In a post for the New York Times’s Campaign Stops blog, Kenji Yoshino zeroed in on an aspect of President Obama’s support for same-sex marriage that hasn’t gotten nearly enough attention: the affirmation of gay men and lesbians as parents. And there are plenty of them. According to an October 2011 report from the Center for American Progress, Movement Advancement Project and the Family Equality Council, about 2 million children are being raised in households headed by same-sex parents. Unfortunately, because of the so-called Defense of Marriage Act, those families are being short changed by the same federal government they pay taxes to.
If you want to know why marriage equality matters, you need only look at these two charts from that October 2011 report. One shows the increased tax burden. The other illustrates the added costs same-sex couples must bear just to hold their families together.
Because same-sex couples are barred by federal law from marrying, they are denied 1,138 rights and responsibilities that go with marriage. Among those rights are tax credits and exemptions that accrue as a matter of course to heterosexual married couples. I showed this chart to you in February featuring the couple of “Steve and William.”
Steve earns $40,000. William makes $5,000. Because of DOMA, they are barred from filing jointly. And various child tax credits are denied same-sex couples if the primary earner, such as Steve, is not legally recognized as a child’s parent.
As a result, Steve is only able to take $9,350 in deductions, which brings his taxable income to $30,650. Since he is not recognized as a legal parent of their two children because they live in a state that doesn’t permit gay couples to adopt, Steve can’t take advantage of the child credits the married heterosexual couple can. Because William is not legally recognized as a spouse, Steve can’t deduct the $1,000 he pays in college tuition for him. This leaves Steve with a tax liability of $4,175. William is the legal parent of their children, so he gets a larger dependent exemption and gets a $2,000 child credit. In the end, he gets a $2,010 refund. All told, Steve and William owe $2,165 in taxes.
Then there are Jennifer, Katie and their two children.
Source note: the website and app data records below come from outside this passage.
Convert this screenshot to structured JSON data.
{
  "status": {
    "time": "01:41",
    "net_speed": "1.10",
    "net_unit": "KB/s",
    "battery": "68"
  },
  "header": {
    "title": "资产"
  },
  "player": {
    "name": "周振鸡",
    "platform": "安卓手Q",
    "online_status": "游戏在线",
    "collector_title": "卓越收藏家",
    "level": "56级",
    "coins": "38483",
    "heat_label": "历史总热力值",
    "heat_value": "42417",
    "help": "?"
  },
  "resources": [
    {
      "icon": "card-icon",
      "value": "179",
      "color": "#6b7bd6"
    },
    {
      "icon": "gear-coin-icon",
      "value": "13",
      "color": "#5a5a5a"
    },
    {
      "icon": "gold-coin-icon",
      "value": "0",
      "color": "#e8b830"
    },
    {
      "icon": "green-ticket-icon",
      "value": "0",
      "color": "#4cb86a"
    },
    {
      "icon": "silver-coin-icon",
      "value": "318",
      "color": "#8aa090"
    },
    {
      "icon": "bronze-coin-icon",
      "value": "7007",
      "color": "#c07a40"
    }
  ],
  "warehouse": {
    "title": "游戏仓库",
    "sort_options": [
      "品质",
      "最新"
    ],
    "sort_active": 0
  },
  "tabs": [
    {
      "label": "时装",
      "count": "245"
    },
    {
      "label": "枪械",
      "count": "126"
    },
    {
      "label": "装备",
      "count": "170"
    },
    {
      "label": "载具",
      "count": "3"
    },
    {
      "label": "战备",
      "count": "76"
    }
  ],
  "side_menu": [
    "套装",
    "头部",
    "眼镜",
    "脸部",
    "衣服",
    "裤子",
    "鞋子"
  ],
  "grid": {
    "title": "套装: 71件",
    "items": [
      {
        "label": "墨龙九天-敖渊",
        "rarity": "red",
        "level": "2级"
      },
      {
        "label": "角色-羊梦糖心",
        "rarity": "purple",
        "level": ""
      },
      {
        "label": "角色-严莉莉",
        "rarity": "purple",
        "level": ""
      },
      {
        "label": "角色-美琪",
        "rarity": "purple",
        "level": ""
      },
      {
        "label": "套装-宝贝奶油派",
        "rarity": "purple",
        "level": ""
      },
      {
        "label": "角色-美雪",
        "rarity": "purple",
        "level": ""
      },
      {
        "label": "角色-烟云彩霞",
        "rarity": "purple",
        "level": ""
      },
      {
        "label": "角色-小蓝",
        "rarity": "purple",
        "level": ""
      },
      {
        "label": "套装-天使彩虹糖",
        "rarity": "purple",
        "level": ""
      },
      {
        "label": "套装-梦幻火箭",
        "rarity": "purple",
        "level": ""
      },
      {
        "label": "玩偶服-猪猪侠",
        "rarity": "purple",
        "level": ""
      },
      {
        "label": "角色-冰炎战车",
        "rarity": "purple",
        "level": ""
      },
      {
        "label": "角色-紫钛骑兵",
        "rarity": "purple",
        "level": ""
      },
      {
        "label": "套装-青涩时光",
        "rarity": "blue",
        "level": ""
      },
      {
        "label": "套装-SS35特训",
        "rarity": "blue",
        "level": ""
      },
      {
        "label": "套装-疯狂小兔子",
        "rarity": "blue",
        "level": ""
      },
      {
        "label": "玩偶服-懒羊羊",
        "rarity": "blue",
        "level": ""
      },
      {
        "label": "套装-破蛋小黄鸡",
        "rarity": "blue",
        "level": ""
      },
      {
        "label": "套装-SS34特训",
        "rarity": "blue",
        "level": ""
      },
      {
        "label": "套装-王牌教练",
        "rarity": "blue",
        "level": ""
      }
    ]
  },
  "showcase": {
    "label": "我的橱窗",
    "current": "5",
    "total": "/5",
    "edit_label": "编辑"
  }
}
As I noted in February, due to DOMA and state adoption laws, the playing field is tilted against them in three specific areas that adds to the financial burden they face relative to a heterosexual married couple with the same familial circumstances.
Jennifer can’t extend her health insurance to Katie or their children. Because they cannot file jointly (thanks to DOMA) they lose out on child tax credits and other child-related deductions. And because Katie and their children are legal strangers to Jennifer when she unexpectedly dies, they are denied Social Security survivor benefits. All of these inequities and more add up to an additional financial burden of $219,262 over 18 years.
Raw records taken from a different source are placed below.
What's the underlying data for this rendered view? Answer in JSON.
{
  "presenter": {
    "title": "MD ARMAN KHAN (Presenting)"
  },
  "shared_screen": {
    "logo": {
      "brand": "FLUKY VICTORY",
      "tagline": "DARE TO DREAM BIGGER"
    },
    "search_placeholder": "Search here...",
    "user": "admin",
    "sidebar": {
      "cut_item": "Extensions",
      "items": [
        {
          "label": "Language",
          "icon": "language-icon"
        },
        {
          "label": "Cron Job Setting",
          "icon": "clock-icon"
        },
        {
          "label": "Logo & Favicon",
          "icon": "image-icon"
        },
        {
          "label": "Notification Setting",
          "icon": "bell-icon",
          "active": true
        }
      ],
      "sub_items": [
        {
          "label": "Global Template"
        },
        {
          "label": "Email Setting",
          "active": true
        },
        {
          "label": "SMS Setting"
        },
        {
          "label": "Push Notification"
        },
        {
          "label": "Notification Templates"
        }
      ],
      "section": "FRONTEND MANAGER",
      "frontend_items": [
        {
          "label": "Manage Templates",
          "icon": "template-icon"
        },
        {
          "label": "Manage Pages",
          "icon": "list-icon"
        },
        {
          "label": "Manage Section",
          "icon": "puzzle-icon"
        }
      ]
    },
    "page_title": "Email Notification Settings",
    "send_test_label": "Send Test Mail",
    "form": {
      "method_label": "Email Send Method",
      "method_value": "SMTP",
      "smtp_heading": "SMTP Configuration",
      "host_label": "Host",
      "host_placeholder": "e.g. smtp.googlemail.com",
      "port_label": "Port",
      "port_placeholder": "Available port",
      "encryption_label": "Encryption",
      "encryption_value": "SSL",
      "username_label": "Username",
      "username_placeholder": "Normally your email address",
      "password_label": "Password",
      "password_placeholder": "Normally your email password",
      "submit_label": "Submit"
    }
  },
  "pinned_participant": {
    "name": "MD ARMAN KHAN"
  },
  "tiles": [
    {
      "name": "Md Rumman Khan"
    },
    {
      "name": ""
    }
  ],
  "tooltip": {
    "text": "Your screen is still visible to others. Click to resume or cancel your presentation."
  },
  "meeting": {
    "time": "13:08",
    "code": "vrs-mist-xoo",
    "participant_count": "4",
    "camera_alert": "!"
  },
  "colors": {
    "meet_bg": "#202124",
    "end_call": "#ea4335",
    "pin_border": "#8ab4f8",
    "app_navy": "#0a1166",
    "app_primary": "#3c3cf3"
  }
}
In his interview with Robin Roberts, the president discussed talking with his daughters about their friends and parents, some of whom are same-sex couples. “[I]t wouldn’t dawn on them that somehow their friends’ parents would be treated differently. It doesn’t make sense to them,” he said. “And — and frankly — that’s the kind of thing that prompts a change of perspective. You know, not wanting to somehow explain to your child why somebody should be treated differently, when it comes to the eyes of the law.”
Obama merely expressed his personal views in favor of marriage equality. But his words will have profound impact on LGBT families. In the short term, they are a psychological boost. In the long run they will be the catalyst for legal, societal and financial equity.